It’s fascinating as a mom to have the luxury of enough time to pay attention to the different ways my kids read. It helps me understand their process, find books that will appeal to them, and I hope understand them more and be a better mother to them. But my twin children Molly and Jacob also have taught me something that has purely and selfishly benefited me as a reader. I am reminded to read slower and find the narrative that speaks to me at that moment in time — in their books, in my books, and in life in general.
By age 2 ½ Molly and Jacob had grown by leaps and bounds in their literacy. Watching how they “read” books to me as toddlers gave me the time to ponder their development and see three distinct types of reading begin to unfold:
1. Memorization. This is where they would memorize a book, and recite it back to me from memory. Verbatim, page by page. Jacob often did this the way I said the Gettysburg Address when I memorized it in fourth grade (or the way Claire Danes said her lines in Romeo and Juliet) — quickly, by rote, and clearly without thinking about the meaning at all. He could get through a long book — a favorite was David Shannon’s Too Many Toys — in under two minutes without either inflection or missing a word. This was a surprise to me, because I didn’t know children were capable of such intense memorization at such a young age.
2. Following the author’s narrative. They would often tell me the story of the book, following along with the pictures, but without using the same words as the author. Molly’s favorite two books to do this with were Miss Spider's Tea Party, and Go, Dog. Go!. She loved to talk about when Miss Spider is crying, and when she’s not crying anymore because “her friends came over.” In Go, Dog. Go!, she loved to tell me the color and size of each dog, what they’re doing, and what they’re not doing.

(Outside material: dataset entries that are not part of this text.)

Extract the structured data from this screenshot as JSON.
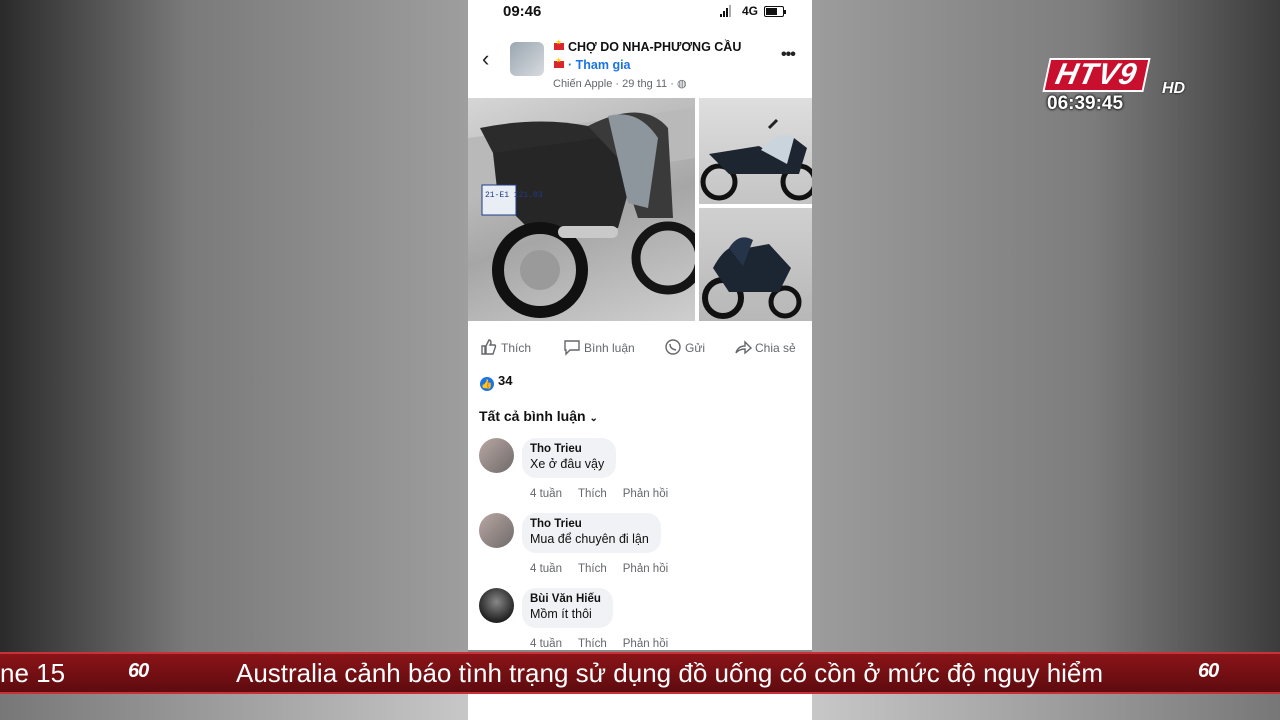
{
  "phone": {
    "status": {
      "time": "09:46",
      "network": "4G"
    },
    "header": {
      "group_name": "CHỢ DO NHA-PHƯƠNG CẦU",
      "join_label": "· Tham gia",
      "meta": "Chiến Apple · 29 thg 11 · "
    },
    "actions": {
      "like": "Thích",
      "comment": "Bình luận",
      "send": "Gửi",
      "share": "Chia sẻ"
    },
    "like_count": "34",
    "all_comments_label": "Tất cả bình luận",
    "comments": [
      {
        "name": "Tho Trieu",
        "text": "Xe ở đâu vậy",
        "age": "4 tuần",
        "like": "Thích",
        "reply": "Phản hồi"
      },
      {
        "name": "Tho Trieu",
        "text": "Mua để chuyên đi lận",
        "age": "4 tuần",
        "like": "Thích",
        "reply": "Phản hồi"
      },
      {
        "name": "Bùi Văn Hiếu",
        "text": "Mồm ít thôi",
        "age": "4 tuần",
        "like": "Thích",
        "reply": "Phản hồi"
      }
    ],
    "plate_text": "21-E1 121.03"
  },
  "broadcast": {
    "channel_logo": "HTV9",
    "channel_suffix": "HD",
    "clock": "06:39:45",
    "ticker_left": "ne 15",
    "ticker_text": "Australia cảnh báo tình trạng sử dụng đồ uống có cồn ở mức độ nguy hiểm",
    "ticker_logo": "60"
  },
  "colors": {
    "accent": "#1b74e4",
    "ticker_bg": "#7a1116",
    "logo_red": "#c8102e"
  }
}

The thing that managed to surprise me with this type of reading was to see how much life, inflection, and expression she could put into pointing out that someone was sad, then making up a back story for why, and finally explaining when they would be happy again. It’s so charming (though it really isn’t surprising from my resident drama queen!).
3. Following their own narrative. This kind of reading is my absolute favorite — they look at the pictures, but the story they derive and tell has nothing to do with the author’s narrative. Often we would read Where the Wild Things Are and simply look for when you can see Max’s buttons and when you can’t. Or we would find all the pages where he’s carrying his scepter, versus the pages where he must have put it down. Or we might count how many of something there are on a page. Or find one little thing, like a bowl of fruit on the table, and that might turn into a story about going to the Farmer’s Market to pick out fruit, and what kinds of fruit are their favorites.

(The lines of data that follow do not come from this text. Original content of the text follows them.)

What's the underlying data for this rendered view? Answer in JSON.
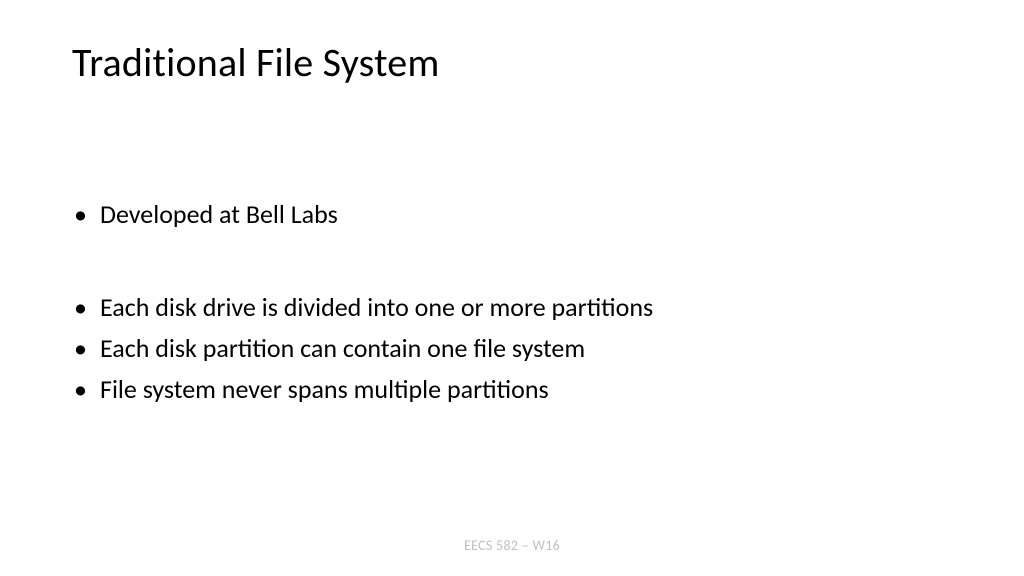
{
  "slide": {
    "title": "Traditional File System",
    "bullets": [
      {
        "text": "Developed at Bell Labs",
        "gap_after": true
      },
      {
        "text": "Each disk drive is divided into one or more partitions",
        "gap_after": false
      },
      {
        "text": "Each disk partition can contain one file system",
        "gap_after": false
      },
      {
        "text": "File system never spans multiple partitions",
        "gap_after": false
      }
    ],
    "footer": "EECS 582 – W16"
  }
}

The next time you read a story to your child, let them lead the way. It’s second nature to us to teach, to correct our children, and show them the “right” way to do things — whether it’s reading books from right to left, wanting to read straight through without going backwards, not wanting to skip pages, or turn a page before we’re done. But put that all away. Sit on your hands if you need to, and let them turn the pages. Let them ask every question they want, and rather than answer them, play psychologist and turn the question back to them to answer. (“Why do you think the Mommy bunny turned into the wind?”) Turn it into a game — how far can your exploration take you? How long can you “read” and discuss one book?
Let one question lead to another and see where your conversation, where that narrative, leads. Then when you’ve finished the book, hand it to your child and ask them to tell you the story. It’s eye-opening to see what they’re getting from each reading, compared with what we suppose they’re getting.
This essay is an excerpt from Home Is Where the Books Are.